Charles is on the train to Exeter from London thinking about what he’s going to do. He imagines the path he’s set on; a boring marriage, kids and working for his father-in-law. Instead of taking the connecting train to Lyme, he decides to stay for a night in Exeter. He goes to see Sarah and they end up having sex. When he’s getting dressed, Charles notices a spot of blood on his shirt, meaning that he had just taken Sarah’s virginity. The story about the French lieutenant was all a lie. Charles is confused why Sarah would ever have made it up, but she refuses to answer his questions. All she says is that she loves him but doesn’t ask him to leave his fiancée for her. Charles leaves angry.
While trying to walk off his anger, Charles ends up at a church. He prays even though he is an atheist. After giving it proper thought, he realizes he can’t make his life choices based on what others will think of them. He pictures what his life with Sarah will be like instead. He goes back to his hotel and writes a letter for her, and asks Sam to deliver it. Sam doesn’t do it because it might hurt his chances of getting to marry Mary and open his own store if Charles doesn’t lend him money from the Freemans.
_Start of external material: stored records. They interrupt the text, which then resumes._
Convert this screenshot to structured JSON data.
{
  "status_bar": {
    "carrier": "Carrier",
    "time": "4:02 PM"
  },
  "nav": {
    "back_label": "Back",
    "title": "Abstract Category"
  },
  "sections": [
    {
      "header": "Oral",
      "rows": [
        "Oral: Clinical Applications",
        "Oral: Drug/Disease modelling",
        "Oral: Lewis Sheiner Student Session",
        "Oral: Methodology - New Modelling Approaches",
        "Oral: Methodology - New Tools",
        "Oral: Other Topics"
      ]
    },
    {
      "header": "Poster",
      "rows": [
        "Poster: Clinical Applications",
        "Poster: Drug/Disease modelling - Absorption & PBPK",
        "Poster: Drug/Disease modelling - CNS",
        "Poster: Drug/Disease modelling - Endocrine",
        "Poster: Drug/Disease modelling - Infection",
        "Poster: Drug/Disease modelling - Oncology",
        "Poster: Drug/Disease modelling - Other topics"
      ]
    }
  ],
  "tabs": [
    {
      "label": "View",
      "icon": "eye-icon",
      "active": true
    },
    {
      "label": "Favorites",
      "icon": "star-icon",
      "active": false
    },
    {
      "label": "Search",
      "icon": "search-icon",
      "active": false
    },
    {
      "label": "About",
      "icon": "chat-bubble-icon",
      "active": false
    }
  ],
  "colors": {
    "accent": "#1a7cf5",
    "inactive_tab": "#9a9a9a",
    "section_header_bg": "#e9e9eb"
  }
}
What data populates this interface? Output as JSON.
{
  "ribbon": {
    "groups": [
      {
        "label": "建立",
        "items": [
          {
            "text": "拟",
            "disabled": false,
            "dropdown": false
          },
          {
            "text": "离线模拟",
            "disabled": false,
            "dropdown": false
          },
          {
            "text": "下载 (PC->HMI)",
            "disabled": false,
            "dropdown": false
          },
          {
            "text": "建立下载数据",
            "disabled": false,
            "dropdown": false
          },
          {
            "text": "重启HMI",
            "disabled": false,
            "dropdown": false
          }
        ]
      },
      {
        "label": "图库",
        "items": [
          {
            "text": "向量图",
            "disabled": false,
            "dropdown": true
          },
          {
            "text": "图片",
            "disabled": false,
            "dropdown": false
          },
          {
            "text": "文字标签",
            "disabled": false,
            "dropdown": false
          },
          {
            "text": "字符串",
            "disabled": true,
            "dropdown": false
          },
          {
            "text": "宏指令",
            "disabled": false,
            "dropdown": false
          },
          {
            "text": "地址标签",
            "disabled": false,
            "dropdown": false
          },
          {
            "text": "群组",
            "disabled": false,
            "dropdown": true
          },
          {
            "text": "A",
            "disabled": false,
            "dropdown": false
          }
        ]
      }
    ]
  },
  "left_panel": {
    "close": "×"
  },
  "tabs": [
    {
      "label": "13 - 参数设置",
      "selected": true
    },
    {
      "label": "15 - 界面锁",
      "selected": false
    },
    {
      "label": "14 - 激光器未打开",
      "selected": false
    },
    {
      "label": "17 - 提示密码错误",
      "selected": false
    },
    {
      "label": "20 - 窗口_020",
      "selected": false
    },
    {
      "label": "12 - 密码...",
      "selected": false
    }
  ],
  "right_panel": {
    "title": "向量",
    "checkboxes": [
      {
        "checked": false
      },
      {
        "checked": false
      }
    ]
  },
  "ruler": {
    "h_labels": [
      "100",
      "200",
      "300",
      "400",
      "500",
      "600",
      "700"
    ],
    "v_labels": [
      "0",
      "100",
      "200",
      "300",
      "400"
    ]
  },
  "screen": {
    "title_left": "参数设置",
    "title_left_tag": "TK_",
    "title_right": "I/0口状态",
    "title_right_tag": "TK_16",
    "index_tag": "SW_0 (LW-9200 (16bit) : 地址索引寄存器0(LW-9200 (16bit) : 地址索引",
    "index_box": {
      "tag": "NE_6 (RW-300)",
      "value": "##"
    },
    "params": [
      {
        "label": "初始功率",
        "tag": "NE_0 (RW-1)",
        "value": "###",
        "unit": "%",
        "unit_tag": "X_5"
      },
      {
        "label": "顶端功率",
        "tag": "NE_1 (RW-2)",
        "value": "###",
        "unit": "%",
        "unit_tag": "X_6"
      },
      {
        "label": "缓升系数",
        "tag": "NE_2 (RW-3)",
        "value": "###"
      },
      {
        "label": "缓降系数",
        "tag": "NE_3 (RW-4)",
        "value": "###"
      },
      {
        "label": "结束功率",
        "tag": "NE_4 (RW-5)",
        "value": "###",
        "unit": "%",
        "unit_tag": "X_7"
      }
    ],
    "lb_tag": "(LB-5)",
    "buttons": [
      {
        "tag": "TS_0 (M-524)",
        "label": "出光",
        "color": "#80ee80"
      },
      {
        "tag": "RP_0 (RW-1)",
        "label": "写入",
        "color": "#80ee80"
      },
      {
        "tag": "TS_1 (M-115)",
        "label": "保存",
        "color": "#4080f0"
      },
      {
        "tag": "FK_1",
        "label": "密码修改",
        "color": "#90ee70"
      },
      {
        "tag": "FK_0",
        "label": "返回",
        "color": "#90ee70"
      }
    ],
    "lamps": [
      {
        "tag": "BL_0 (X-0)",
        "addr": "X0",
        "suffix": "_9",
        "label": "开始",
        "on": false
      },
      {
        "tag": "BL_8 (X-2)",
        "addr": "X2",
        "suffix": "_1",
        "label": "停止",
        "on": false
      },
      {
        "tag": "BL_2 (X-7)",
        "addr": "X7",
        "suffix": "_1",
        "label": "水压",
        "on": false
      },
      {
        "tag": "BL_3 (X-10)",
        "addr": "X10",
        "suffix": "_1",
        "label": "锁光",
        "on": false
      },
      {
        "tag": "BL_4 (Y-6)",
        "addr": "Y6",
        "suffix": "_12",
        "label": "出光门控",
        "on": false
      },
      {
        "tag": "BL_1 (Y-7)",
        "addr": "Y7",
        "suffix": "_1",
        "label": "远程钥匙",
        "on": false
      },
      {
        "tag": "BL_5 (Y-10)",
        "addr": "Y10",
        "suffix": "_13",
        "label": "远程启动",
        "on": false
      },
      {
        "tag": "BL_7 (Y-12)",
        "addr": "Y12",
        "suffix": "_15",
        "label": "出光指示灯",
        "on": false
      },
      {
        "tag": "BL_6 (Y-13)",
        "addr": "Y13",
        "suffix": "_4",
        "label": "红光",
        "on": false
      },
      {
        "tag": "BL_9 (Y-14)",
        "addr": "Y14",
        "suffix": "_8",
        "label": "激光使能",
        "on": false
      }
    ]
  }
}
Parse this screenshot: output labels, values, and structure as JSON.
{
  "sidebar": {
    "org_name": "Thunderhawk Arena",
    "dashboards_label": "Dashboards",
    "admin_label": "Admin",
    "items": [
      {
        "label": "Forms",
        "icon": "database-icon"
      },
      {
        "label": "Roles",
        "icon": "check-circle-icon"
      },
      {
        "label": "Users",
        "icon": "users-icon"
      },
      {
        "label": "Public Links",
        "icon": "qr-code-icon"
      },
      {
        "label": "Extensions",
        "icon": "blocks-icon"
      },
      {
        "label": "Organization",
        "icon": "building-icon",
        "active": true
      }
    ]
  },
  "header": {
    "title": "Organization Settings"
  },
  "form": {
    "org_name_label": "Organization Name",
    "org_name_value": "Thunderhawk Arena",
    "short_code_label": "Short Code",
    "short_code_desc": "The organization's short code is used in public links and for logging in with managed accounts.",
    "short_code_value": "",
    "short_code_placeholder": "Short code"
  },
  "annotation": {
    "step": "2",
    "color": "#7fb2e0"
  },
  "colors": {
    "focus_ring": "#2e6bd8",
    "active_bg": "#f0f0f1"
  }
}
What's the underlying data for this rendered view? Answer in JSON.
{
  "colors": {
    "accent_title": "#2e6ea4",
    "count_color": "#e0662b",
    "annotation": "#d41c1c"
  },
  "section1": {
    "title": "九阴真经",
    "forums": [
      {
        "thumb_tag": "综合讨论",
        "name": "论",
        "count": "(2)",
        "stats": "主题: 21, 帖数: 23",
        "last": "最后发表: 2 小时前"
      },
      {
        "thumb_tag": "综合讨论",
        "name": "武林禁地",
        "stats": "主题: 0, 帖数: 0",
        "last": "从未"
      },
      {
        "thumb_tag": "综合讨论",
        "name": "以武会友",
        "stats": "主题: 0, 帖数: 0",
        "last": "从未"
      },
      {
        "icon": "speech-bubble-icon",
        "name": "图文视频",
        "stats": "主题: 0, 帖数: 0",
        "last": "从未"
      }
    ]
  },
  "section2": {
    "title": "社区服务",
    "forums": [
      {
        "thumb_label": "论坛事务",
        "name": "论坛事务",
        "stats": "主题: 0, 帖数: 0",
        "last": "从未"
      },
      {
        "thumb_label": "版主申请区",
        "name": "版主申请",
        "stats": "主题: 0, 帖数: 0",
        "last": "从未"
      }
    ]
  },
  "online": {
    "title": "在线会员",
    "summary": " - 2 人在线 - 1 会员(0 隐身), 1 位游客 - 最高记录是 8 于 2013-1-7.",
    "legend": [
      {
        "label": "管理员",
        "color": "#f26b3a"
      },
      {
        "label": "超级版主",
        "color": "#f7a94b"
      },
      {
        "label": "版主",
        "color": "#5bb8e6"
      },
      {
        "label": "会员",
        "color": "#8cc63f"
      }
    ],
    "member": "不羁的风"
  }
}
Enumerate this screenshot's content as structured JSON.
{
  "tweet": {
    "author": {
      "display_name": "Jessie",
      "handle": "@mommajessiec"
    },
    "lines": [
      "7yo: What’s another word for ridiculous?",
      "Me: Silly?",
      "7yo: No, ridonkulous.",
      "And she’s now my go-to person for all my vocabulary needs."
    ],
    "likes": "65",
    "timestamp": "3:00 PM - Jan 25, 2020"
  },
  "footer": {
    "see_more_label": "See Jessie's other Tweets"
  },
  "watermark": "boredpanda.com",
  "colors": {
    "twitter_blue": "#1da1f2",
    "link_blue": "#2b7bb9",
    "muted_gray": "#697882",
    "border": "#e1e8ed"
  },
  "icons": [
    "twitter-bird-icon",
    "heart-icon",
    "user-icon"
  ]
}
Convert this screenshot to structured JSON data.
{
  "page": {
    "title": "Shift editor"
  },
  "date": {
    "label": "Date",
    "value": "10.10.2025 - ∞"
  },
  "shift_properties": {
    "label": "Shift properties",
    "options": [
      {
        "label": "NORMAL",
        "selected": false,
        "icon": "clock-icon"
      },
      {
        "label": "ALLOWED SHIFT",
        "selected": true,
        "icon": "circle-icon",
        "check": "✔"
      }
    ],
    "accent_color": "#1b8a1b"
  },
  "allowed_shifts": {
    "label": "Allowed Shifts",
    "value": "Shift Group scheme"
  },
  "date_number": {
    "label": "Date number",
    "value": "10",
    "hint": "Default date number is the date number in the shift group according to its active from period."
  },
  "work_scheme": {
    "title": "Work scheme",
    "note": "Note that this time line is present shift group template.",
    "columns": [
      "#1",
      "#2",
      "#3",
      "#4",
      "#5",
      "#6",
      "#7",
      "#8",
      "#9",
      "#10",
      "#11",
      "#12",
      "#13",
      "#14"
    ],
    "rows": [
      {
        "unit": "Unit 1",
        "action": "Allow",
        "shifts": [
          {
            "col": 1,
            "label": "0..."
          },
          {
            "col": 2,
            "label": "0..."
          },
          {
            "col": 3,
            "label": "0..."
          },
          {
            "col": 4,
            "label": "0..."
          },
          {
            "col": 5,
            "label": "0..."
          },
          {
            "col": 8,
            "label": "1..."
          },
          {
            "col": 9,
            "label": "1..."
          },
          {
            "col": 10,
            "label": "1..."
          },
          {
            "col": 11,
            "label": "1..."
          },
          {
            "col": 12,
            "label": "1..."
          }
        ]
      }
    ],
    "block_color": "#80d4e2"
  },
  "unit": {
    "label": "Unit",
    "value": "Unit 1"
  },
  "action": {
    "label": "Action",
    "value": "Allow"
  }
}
Charles tells Ernestina everything. She threatens him and says her father will ruin his reputation. She collapses and Charles gets Dr. Grogan to help. The doctor is extremely upset when he hears what Charles has done.
Charles tries to contact Sarah but finds out she left her hotel in Exeter without providing an address of where she’s going. He signs an admission of guilt for Mr. Freeman and tries to go find Sarah. After failing, he travels Europe for nearly 2 years. Despite this being what he’s wanted for some time, he feels empty without Sarah by his side. He ends up visiting America, which is when he receives a letter from his lawyer saying he’s found Sarah.
Two endings are described in the novel. The first ending has Charles visit the address that was given to his lawyer anonymously, and it’s quite a nice house. It is the home of an artist Dante Gabriel Rossetti. Inside, he finds Sarah wearing modern clothes. She tells him she is the painter’s assistant as well as a model for his work. Their relationship is purely professional. Once Charles understands this, he begs Sarah to leave with him and for them to get married. Sarah refuses to marry him; she finally feels like she belongs and she is happy with how her life has turned out. She doesn’t need saving. Charles doesn’t buy it, he thinks she’s just hiding her pain. He then accuses her of calling him to torture him. Sarah doesn’t lose her cool attitude, she says there is a reason she called him. He has to meet someone. Charles is reluctant but eventually agrees to it, when a little girl is brought out. She is his daughter, conceived when he took Sarah’s virginity at the hotel. Although it isn’t explicitly said, it looks like the three will be together as a family from now.
The other ending in the novel is brought about by the narrator being inserted into the novel as a character and this is a much sadder one. The narrator is outside the painter’s house and turns back time 15 minutes by turning the hands of his pocket watch, before leaving in a carriage. This is right when Charles was accusing Sarah of only bringing him back to hurt him. He gets up, and although Sarah tries to stop him from leaving, he storms out of the Rossetti house. Sarah and Charles do not end up being together, and Charles never meets or knows of his daughter. Charles realizes life is only meant to be endured, there is no real happiness or solution to the emptiness. There is no fix for the problems of life.